This exercise calls for every record to be set down again, exactly and in full.

========================================

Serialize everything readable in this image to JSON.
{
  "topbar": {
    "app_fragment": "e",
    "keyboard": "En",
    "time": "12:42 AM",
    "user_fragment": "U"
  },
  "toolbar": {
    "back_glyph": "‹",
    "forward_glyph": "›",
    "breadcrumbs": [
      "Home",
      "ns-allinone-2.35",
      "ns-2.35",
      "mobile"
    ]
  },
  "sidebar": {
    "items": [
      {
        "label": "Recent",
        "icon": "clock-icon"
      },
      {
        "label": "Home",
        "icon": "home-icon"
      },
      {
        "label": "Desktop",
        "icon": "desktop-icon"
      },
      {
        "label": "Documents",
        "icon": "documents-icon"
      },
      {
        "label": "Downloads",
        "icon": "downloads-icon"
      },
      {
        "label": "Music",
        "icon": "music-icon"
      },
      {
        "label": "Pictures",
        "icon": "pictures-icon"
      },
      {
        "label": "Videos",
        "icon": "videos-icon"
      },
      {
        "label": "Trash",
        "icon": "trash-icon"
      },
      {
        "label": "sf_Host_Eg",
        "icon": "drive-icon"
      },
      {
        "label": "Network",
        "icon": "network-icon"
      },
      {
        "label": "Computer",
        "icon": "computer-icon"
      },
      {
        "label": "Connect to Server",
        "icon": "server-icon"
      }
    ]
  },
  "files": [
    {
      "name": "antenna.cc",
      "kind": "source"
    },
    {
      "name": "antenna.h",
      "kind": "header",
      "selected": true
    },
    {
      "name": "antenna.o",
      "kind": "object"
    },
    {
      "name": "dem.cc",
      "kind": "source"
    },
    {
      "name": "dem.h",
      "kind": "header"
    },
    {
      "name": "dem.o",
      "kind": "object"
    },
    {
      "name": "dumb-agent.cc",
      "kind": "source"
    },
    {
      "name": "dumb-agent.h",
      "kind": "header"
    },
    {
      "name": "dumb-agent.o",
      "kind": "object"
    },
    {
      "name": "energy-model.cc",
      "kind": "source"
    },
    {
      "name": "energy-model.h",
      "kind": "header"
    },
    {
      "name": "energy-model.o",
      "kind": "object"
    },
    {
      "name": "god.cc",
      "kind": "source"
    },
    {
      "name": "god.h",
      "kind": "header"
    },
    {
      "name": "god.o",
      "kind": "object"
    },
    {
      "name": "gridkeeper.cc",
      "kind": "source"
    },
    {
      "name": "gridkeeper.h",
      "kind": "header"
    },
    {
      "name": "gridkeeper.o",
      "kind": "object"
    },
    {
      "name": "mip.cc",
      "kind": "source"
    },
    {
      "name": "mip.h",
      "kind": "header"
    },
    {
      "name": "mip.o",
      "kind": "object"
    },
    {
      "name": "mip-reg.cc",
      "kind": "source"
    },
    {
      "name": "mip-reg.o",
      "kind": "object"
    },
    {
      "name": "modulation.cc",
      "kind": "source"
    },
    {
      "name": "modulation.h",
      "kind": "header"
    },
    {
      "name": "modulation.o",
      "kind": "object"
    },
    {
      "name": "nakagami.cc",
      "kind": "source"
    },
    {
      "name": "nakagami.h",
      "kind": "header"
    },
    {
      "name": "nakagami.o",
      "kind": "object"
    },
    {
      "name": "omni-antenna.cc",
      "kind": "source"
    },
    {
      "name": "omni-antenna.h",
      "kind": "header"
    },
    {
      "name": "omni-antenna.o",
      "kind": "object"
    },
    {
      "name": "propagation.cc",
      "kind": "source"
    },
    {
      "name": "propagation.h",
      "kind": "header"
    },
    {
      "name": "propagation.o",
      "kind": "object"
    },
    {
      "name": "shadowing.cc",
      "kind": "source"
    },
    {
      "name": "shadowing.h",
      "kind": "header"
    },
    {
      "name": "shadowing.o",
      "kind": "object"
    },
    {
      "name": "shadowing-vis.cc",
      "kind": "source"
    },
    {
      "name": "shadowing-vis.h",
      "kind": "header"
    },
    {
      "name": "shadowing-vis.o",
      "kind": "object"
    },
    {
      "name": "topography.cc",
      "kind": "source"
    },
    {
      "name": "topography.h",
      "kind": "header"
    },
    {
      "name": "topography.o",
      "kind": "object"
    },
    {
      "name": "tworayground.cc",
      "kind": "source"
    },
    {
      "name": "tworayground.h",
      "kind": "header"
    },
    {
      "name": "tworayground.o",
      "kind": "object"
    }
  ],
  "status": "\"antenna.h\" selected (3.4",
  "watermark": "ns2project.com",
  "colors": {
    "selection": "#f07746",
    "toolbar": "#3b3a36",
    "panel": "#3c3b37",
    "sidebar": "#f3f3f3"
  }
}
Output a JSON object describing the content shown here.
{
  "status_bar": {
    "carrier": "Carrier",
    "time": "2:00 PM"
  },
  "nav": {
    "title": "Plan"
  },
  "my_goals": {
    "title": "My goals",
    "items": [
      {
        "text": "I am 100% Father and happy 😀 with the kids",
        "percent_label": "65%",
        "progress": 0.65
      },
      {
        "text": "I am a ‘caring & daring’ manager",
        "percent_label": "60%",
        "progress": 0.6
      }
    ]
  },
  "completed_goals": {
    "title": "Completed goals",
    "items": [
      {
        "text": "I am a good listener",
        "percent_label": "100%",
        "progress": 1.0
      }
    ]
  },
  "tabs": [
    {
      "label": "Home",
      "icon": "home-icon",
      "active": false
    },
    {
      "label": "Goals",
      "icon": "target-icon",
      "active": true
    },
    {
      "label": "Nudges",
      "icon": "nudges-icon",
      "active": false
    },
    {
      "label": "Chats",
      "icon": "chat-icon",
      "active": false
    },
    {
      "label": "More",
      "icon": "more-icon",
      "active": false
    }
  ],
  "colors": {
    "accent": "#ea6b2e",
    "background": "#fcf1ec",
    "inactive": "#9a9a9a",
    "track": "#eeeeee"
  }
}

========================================

- Task response -
Serialize everything readable in this image to JSON.
{
  "topbar": {
    "app_fragment": "e",
    "keyboard": "En",
    "time": "12:42 AM",
    "user_fragment": "U"
  },
  "toolbar": {
    "back_glyph": "‹",
    "forward_glyph": "›",
    "breadcrumbs": [
      "Home",
      "ns-allinone-2.35",
      "ns-2.35",
      "mobile"
    ]
  },
  "sidebar": {
    "items": [
      {
        "label": "Recent",
        "icon": "clock-icon"
      },
      {
        "label": "Home",
        "icon": "home-icon"
      },
      {
        "label": "Desktop",
        "icon": "desktop-icon"
      },
      {
        "label": "Documents",
        "icon": "documents-icon"
      },
      {
        "label": "Downloads",
        "icon": "downloads-icon"
      },
      {
        "label": "Music",
        "icon": "music-icon"
      },
      {
        "label": "Pictures",
        "icon": "pictures-icon"
      },
      {
        "label": "Videos",
        "icon": "videos-icon"
      },
      {
        "label": "Trash",
        "icon": "trash-icon"
      },
      {
        "label": "sf_Host_Eg",
        "icon": "drive-icon"
      },
      {
        "label": "Network",
        "icon": "network-icon"
      },
      {
        "label": "Computer",
        "icon": "computer-icon"
      },
      {
        "label": "Connect to Server",
        "icon": "server-icon"
      }
    ]
  },
  "files": [
    {
      "name": "antenna.cc",
      "kind": "source"
    },
    {
      "name": "antenna.h",
      "kind": "header",
      "selected": true
    },
    {
      "name": "antenna.o",
      "kind": "object"
    },
    {
      "name": "dem.cc",
      "kind": "source"
    },
    {
      "name": "dem.h",
      "kind": "header"
    },
    {
      "name": "dem.o",
      "kind": "object"
    },
    {
      "name": "dumb-agent.cc",
      "kind": "source"
    },
    {
      "name": "dumb-agent.h",
      "kind": "header"
    },
    {
      "name": "dumb-agent.o",
      "kind": "object"
    },
    {
      "name": "energy-model.cc",
      "kind": "source"
    },
    {
      "name": "energy-model.h",
      "kind": "header"
    },
    {
      "name": "energy-model.o",
      "kind": "object"
    },
    {
      "name": "god.cc",
      "kind": "source"
    },
    {
      "name": "god.h",
      "kind": "header"
    },
    {
      "name": "god.o",
      "kind": "object"
    },
    {
      "name": "gridkeeper.cc",
      "kind": "source"
    },
    {
      "name": "gridkeeper.h",
      "kind": "header"
    },
    {
      "name": "gridkeeper.o",
      "kind": "object"
    },
    {
      "name": "mip.cc",
      "kind": "source"
    },
    {
      "name": "mip.h",
      "kind": "header"
    },
    {
      "name": "mip.o",
      "kind": "object"
    },
    {
      "name": "mip-reg.cc",
      "kind": "source"
    },
    {
      "name": "mip-reg.o",
      "kind": "object"
    },
    {
      "name": "modulation.cc",
      "kind": "source"
    },
    {
      "name": "modulation.h",
      "kind": "header"
    },
    {
      "name": "modulation.o",
      "kind": "object"
    },
    {
      "name": "nakagami.cc",
      "kind": "source"
    },
    {
      "name": "nakagami.h",
      "kind": "header"
    },
    {
      "name": "nakagami.o",
      "kind": "object"
    },
    {
      "name": "omni-antenna.cc",
      "kind": "source"
    },
    {
      "name": "omni-antenna.h",
      "kind": "header"
    },
    {
      "name": "omni-antenna.o",
      "kind": "object"
    },
    {
      "name": "propagation.cc",
      "kind": "source"
    },
    {
      "name": "propagation.h",
      "kind": "header"
    },
    {
      "name": "propagation.o",
      "kind": "object"
    },
    {
      "name": "shadowing.cc",
      "kind": "source"
    },
    {
      "name": "shadowing.h",
      "kind": "header"
    },
    {
      "name": "shadowing.o",
      "kind": "object"
    },
    {
      "name": "shadowing-vis.cc",
      "kind": "source"
    },
    {
      "name": "shadowing-vis.h",
      "kind": "header"
    },
    {
      "name": "shadowing-vis.o",
      "kind": "object"
    },
    {
      "name": "topography.cc",
      "kind": "source"
    },
    {
      "name": "topography.h",
      "kind": "header"
    },
    {
      "name": "topography.o",
      "kind": "object"
    },
    {
      "name": "tworayground.cc",
      "kind": "source"
    },
    {
      "name": "tworayground.h",
      "kind": "header"
    },
    {
      "name": "tworayground.o",
      "kind": "object"
    }
  ],
  "status": "\"antenna.h\" selected (3.4",
  "watermark": "ns2project.com",
  "colors": {
    "selection": "#f07746",
    "toolbar": "#3b3a36",
    "panel": "#3c3b37",
    "sidebar": "#f3f3f3"
  }
}
Output a JSON object describing the content shown here.
{
  "status_bar": {
    "carrier": "Carrier",
    "time": "2:00 PM"
  },
  "nav": {
    "title": "Plan"
  },
  "my_goals": {
    "title": "My goals",
    "items": [
      {
        "text": "I am 100% Father and happy 😀 with the kids",
        "percent_label": "65%",
        "progress": 0.65
      },
      {
        "text": "I am a ‘caring & daring’ manager",
        "percent_label": "60%",
        "progress": 0.6
      }
    ]
  },
  "completed_goals": {
    "title": "Completed goals",
    "items": [
      {
        "text": "I am a good listener",
        "percent_label": "100%",
        "progress": 1.0
      }
    ]
  },
  "tabs": [
    {
      "label": "Home",
      "icon": "home-icon",
      "active": false
    },
    {
      "label": "Goals",
      "icon": "target-icon",
      "active": true
    },
    {
      "label": "Nudges",
      "icon": "nudges-icon",
      "active": false
    },
    {
      "label": "Chats",
      "icon": "chat-icon",
      "active": false
    },
    {
      "label": "More",
      "icon": "more-icon",
      "active": false
    }
  ],
  "colors": {
    "accent": "#ea6b2e",
    "background": "#fcf1ec",
    "inactive": "#9a9a9a",
    "track": "#eeeeee"
  }
}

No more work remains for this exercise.